CHANNEL 1 CLEAN/PUSHED MODES When in the clean mode of Channel 1 you can get some perfectly clean, almost piano like tones that are eargasmic. The channel is FLAWLESS! From smooth mellow (Jazz) to chimey and bright (Ambient or pop).When in Pushed mode you can get great Blues tones, because it adds just the right amount of tube breakup. Pushed is a great mode for Creedence Clear Water Revival style tones.
CHANNEL 2 VINTANGE/RAW/MODERN MODES This is the Channel I use the least but there are some great tones here. Channel 2 is a higher gain channel than Channel 1 with vintage/raw/modern modes that increases in gain respectively.Read more ›
I think what gets people about this head is the Mesa Boogie name. Also, I know there are a lot of artists that use the Recs. I also know there are a lot of artists who have transitioned over from the Recs. While I have never owned one of these heads, I have had experience with them and let me tell you, none of it was really good.
When I talk down about this head a lot of people disagree with me saying things like "Oh you need this kind of guitar, use this kind of pick up, you need a Mesa cab, you need to do A, B, and C." To me that does not define a good amp. A good amp is going to sound good all the time! Yes, all those things affect the tone, but for the most part you can tell when you have a clearly solid head no matter what.
My first experience with the Rectifier came a few years back when I went to a studio to record a demo. The guy laughed at my gear and pretty much insisted that I use his Single Rec. I had heard a lot about this amp so I agreed. It was one of the worst guitar tones I've ever recorded with. No matter what I could never dail in decent tone. After working with it constantly, I just gave up.

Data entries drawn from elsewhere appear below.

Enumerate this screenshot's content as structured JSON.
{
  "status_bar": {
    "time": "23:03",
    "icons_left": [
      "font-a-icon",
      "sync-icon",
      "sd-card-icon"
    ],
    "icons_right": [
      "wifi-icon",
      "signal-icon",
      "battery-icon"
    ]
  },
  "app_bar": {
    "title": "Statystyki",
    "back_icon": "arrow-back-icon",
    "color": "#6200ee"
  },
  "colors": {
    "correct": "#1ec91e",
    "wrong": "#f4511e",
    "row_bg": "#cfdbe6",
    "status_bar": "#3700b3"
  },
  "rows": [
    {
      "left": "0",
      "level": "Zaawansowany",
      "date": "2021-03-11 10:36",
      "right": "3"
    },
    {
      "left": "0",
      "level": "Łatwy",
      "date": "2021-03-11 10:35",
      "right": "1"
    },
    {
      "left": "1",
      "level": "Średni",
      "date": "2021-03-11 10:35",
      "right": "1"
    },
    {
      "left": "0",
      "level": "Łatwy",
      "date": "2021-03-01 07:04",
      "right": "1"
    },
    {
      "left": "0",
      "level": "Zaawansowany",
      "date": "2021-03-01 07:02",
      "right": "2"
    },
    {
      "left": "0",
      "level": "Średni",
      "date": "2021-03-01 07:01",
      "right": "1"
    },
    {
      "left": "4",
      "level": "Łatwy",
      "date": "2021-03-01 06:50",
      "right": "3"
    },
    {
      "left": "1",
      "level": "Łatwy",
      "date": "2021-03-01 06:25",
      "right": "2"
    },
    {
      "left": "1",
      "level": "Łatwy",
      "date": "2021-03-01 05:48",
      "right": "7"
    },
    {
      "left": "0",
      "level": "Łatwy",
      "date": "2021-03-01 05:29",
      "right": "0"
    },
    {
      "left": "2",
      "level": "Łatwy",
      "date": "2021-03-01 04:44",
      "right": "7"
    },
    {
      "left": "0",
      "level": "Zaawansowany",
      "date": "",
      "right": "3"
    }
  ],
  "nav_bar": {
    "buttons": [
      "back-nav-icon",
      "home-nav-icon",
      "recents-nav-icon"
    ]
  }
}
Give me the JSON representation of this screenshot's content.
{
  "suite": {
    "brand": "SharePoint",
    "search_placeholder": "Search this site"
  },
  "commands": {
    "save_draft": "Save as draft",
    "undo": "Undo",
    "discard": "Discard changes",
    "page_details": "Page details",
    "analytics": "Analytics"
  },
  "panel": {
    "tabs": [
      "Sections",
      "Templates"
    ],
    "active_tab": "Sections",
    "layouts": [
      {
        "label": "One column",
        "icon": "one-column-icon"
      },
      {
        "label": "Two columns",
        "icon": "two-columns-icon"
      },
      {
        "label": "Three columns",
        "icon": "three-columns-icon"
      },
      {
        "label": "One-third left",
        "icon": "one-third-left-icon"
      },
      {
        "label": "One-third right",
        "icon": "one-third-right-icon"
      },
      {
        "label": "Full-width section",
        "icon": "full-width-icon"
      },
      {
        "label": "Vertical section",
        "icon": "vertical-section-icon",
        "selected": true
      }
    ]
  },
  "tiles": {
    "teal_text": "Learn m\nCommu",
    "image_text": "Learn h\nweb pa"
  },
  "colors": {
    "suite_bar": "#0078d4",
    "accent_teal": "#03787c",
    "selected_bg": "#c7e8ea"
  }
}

A while back ago I played for a metal band. The other guitarist used the triple rec. Not only did it too sound like garbage, but it was extremely loud garbage! Playing on it for myself, I could only achieve 2 dirty tones. 1 was a static distortion that sounded like an old AM radio. It made all my chords blend together. The other was a floppy, mid drenched, overdrive tone. While it was a neat tone that I did like messing with (you can hear it on a lot of Pillar's recordings) its not a distortion that is versatile and useful. More like an effect.Read more ›